## EXERCISE OBJECTIVE
Images aside, return all the entries exactly.

[Data about app and page elements]
□ □ □ □ □
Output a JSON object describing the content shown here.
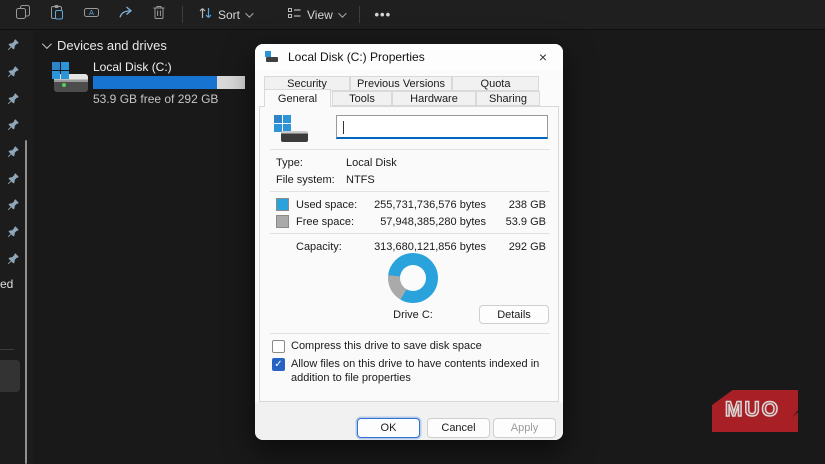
{
  "toolbar": {
    "sort_label": "Sort",
    "view_label": "View",
    "more_label": "•••",
    "icons": [
      "copy",
      "paste",
      "rename",
      "share",
      "delete",
      "sort-arrows",
      "view-list",
      "more-dots"
    ]
  },
  "sidebar": {
    "pinned_icon": "pushpin",
    "truncated_label": "ed"
  },
  "explorer": {
    "section_header": "Devices and drives",
    "drive": {
      "name": "Local Disk (C:)",
      "free_text": "53.9 GB free of 292 GB",
      "bar_fill_pct": 81.5
    }
  },
  "dialog": {
    "title": "Local Disk (C:) Properties",
    "close_glyph": "×",
    "tabs_back": [
      "Security",
      "Previous Versions",
      "Quota"
    ],
    "tabs_front": [
      "General",
      "Tools",
      "Hardware",
      "Sharing"
    ],
    "active_tab": "General",
    "general": {
      "label_value": "",
      "type_label": "Type:",
      "type_value": "Local Disk",
      "fs_label": "File system:",
      "fs_value": "NTFS",
      "used_label": "Used space:",
      "used_bytes": "255,731,736,576 bytes",
      "used_size": "238 GB",
      "free_label": "Free space:",
      "free_bytes": "57,948,385,280 bytes",
      "free_size": "53.9 GB",
      "capacity_label": "Capacity:",
      "capacity_bytes": "313,680,121,856 bytes",
      "capacity_size": "292 GB",
      "drive_label": "Drive C:",
      "details_button": "Details",
      "compress_label": "Compress this drive to save disk space",
      "compress_checked": false,
      "index_label": "Allow files on this drive to have contents indexed in addition to file properties",
      "index_checked": true,
      "check_glyph": "✓",
      "donut": {
        "used_pct": 81.5,
        "free_pct": 18.5,
        "free_start_deg": 210
      }
    },
    "buttons": {
      "ok": "OK",
      "cancel": "Cancel",
      "apply": "Apply"
    },
    "colors": {
      "used": "#2aa3dc",
      "free": "#aaaaaa",
      "accent": "#2563c4",
      "bar_fill": "#1874d1"
    }
  },
  "watermark": {
    "text": "MUO",
    "color": "#a82025"
  }
}
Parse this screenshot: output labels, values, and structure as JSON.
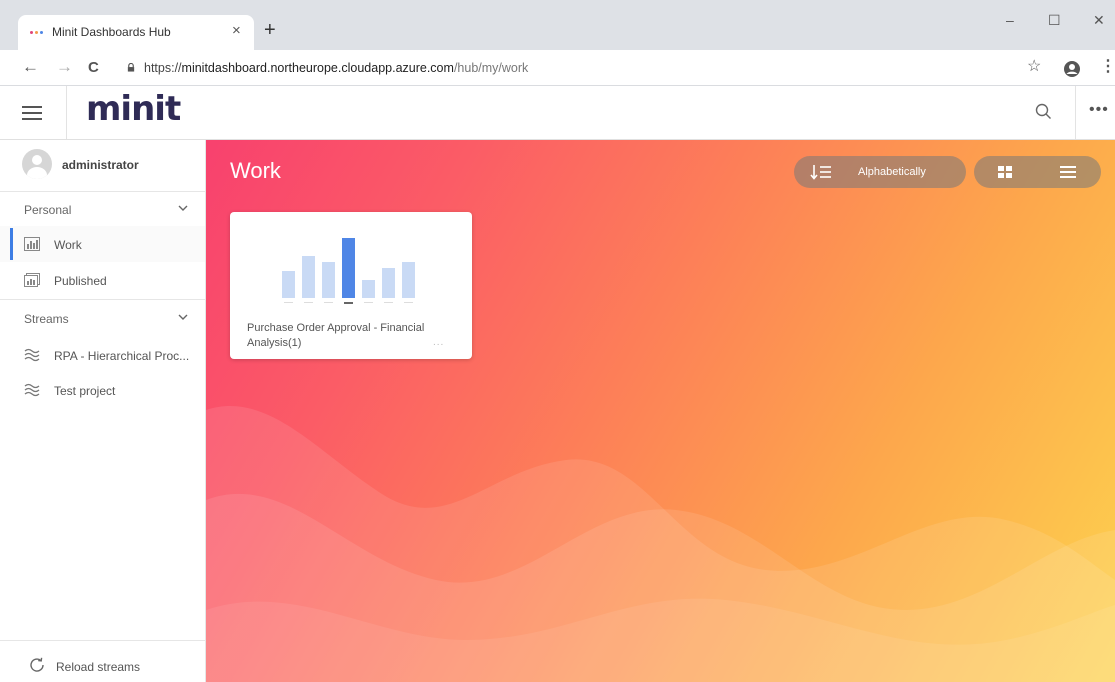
{
  "browser": {
    "tab_title": "Minit Dashboards Hub",
    "tab_close": "×",
    "new_tab": "+",
    "minimize": "–",
    "maximize": "☐",
    "close": "✕",
    "url_prefix": "https://",
    "url_host": "minitdashboard.northeurope.cloudapp.azure.com",
    "url_path": "/hub/my/work",
    "back": "←",
    "forward": "→",
    "reload": "C",
    "star": "☆",
    "menu": "⋮"
  },
  "header": {
    "logo": "minit",
    "more": "•••"
  },
  "sidebar": {
    "username": "administrator",
    "sections": [
      {
        "label": "Personal",
        "items": [
          {
            "label": "Work",
            "icon": "dashboard-icon",
            "active": true
          },
          {
            "label": "Published",
            "icon": "published-icon",
            "active": false
          }
        ]
      },
      {
        "label": "Streams",
        "items": [
          {
            "label": "RPA - Hierarchical Proc...",
            "icon": "stream-icon"
          },
          {
            "label": "Test project",
            "icon": "stream-icon"
          }
        ]
      }
    ],
    "reload_label": "Reload streams"
  },
  "main": {
    "title": "Work",
    "sort_label": "Alphabetically",
    "cards": [
      {
        "title": "Purchase Order Approval - Financial Analysis(1)",
        "more": "..."
      }
    ]
  },
  "colors": {
    "logo": "#2f2b56",
    "accent": "#3d7de4",
    "gradient_start": "#f8416e",
    "gradient_end": "#fdd34e",
    "thumb_bar_light": "#c9daf5",
    "thumb_bar_dark": "#4f86e6"
  },
  "card_thumbnail_levels": [
    0.45,
    0.7,
    0.6,
    1.0,
    0.3,
    0.5,
    0.6
  ]
}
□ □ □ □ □
## ANSWER SECTION
Output a JSON object describing the content shown here.
{
  "toolbar": {
    "sort_label": "Sort",
    "view_label": "View",
    "more_label": "•••",
    "icons": [
      "copy",
      "paste",
      "rename",
      "share",
      "delete",
      "sort-arrows",
      "view-list",
      "more-dots"
    ]
  },
  "sidebar": {
    "pinned_icon": "pushpin",
    "truncated_label": "ed"
  },
  "explorer": {
    "section_header": "Devices and drives",
    "drive": {
      "name": "Local Disk (C:)",
      "free_text": "53.9 GB free of 292 GB",
      "bar_fill_pct": 81.5
    }
  },
  "dialog": {
    "title": "Local Disk (C:) Properties",
    "close_glyph": "×",
    "tabs_back": [
      "Security",
      "Previous Versions",
      "Quota"
    ],
    "tabs_front": [
      "General",
      "Tools",
      "Hardware",
      "Sharing"
    ],
    "active_tab": "General",
    "general": {
      "label_value": "",
      "type_label": "Type:",
      "type_value": "Local Disk",
      "fs_label": "File system:",
      "fs_value": "NTFS",
      "used_label": "Used space:",
      "used_bytes": "255,731,736,576 bytes",
      "used_size": "238 GB",
      "free_label": "Free space:",
      "free_bytes": "57,948,385,280 bytes",
      "free_size": "53.9 GB",
      "capacity_label": "Capacity:",
      "capacity_bytes": "313,680,121,856 bytes",
      "capacity_size": "292 GB",
      "drive_label": "Drive C:",
      "details_button": "Details",
      "compress_label": "Compress this drive to save disk space",
      "compress_checked": false,
      "index_label": "Allow files on this drive to have contents indexed in addition to file properties",
      "index_checked": true,
      "check_glyph": "✓",
      "donut": {
        "used_pct": 81.5,
        "free_pct": 18.5,
        "free_start_deg": 210
      }
    },
    "buttons": {
      "ok": "OK",
      "cancel": "Cancel",
      "apply": "Apply"
    },
    "colors": {
      "used": "#2aa3dc",
      "free": "#aaaaaa",
      "accent": "#2563c4",
      "bar_fill": "#1874d1"
    }
  },
  "watermark": {
    "text": "MUO",
    "color": "#a82025"
  }
}
Parse this screenshot: output labels, values, and structure as JSON.
{
  "browser": {
    "tab_title": "Minit Dashboards Hub",
    "tab_close": "×",
    "new_tab": "+",
    "minimize": "–",
    "maximize": "☐",
    "close": "✕",
    "url_prefix": "https://",
    "url_host": "minitdashboard.northeurope.cloudapp.azure.com",
    "url_path": "/hub/my/work",
    "back": "←",
    "forward": "→",
    "reload": "C",
    "star": "☆",
    "menu": "⋮"
  },
  "header": {
    "logo": "minit",
    "more": "•••"
  },
  "sidebar": {
    "username": "administrator",
    "sections": [
      {
        "label": "Personal",
        "items": [
          {
            "label": "Work",
            "icon": "dashboard-icon",
            "active": true
          },
          {
            "label": "Published",
            "icon": "published-icon",
            "active": false
          }
        ]
      },
      {
        "label": "Streams",
        "items": [
          {
            "label": "RPA - Hierarchical Proc...",
            "icon": "stream-icon"
          },
          {
            "label": "Test project",
            "icon": "stream-icon"
          }
        ]
      }
    ],
    "reload_label": "Reload streams"
  },
  "main": {
    "title": "Work",
    "sort_label": "Alphabetically",
    "cards": [
      {
        "title": "Purchase Order Approval - Financial Analysis(1)",
        "more": "..."
      }
    ]
  },
  "colors": {
    "logo": "#2f2b56",
    "accent": "#3d7de4",
    "gradient_start": "#f8416e",
    "gradient_end": "#fdd34e",
    "thumb_bar_light": "#c9daf5",
    "thumb_bar_dark": "#4f86e6"
  },
  "card_thumbnail_levels": [
    0.45,
    0.7,
    0.6,
    1.0,
    0.3,
    0.5,
    0.6
  ]
}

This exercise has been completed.